Sindorf (Plaintiff) brought suit against his former employer, Defendant, for defamation, after he learned that Defendant had made derogatory remarks about him to his new employer.
Synopsis of Rule of Law.
While a conditional privilege may exist, when two parties are discussing another party they have in common, and there is truth to the discussion, the question of whether the communication was made out of malice is still a proper question for a jury.
Plaintiff, Defendant’s former employee, resigned after a dispute as to his sales practice. After Plaintiff sought employment with a competitor, Defendant’s Vice President called Plaintiff’s new employer and made derogatory insinuations regarding Plaintiff’s honesty. Plaintiff brought suit for defamation. The trial court held that the conversation between Plaintiff’s current and former employers was privileged, and directed verdict for Defendant. Plaintiff appealed.
This case considers whether a conditional privilege exists in defamation suits where the Plaintiff is a former employee of the Defendant.
* The court reversed the judgment, holding that a privilege may exist where the truth is in question. The question of malice must be for a jury, and Plaintiff may be afforded the opportunity to bring suit.
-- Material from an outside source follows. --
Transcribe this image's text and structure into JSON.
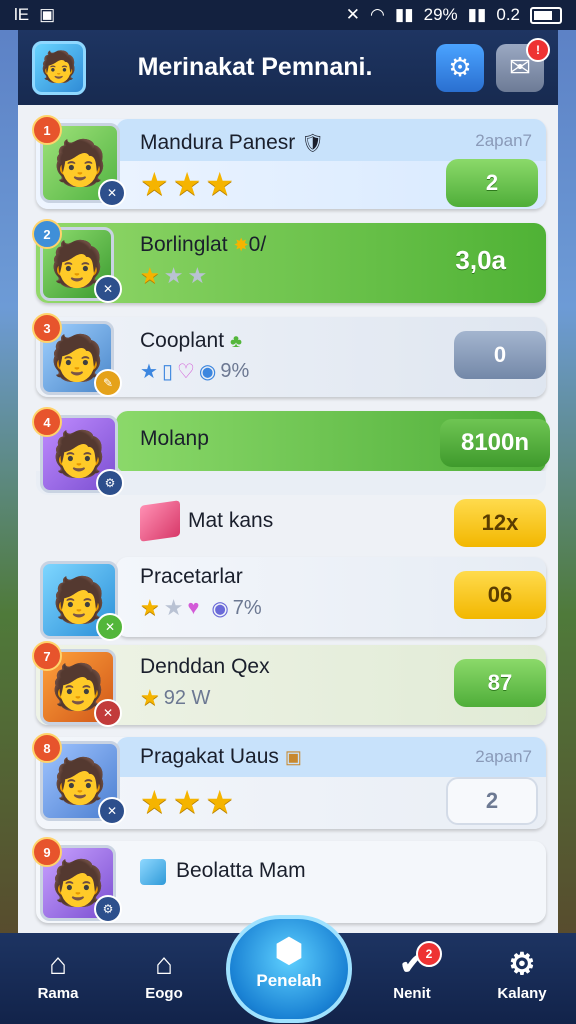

When considering whether a communication was made with malice, the question will be presented to a jury for determinati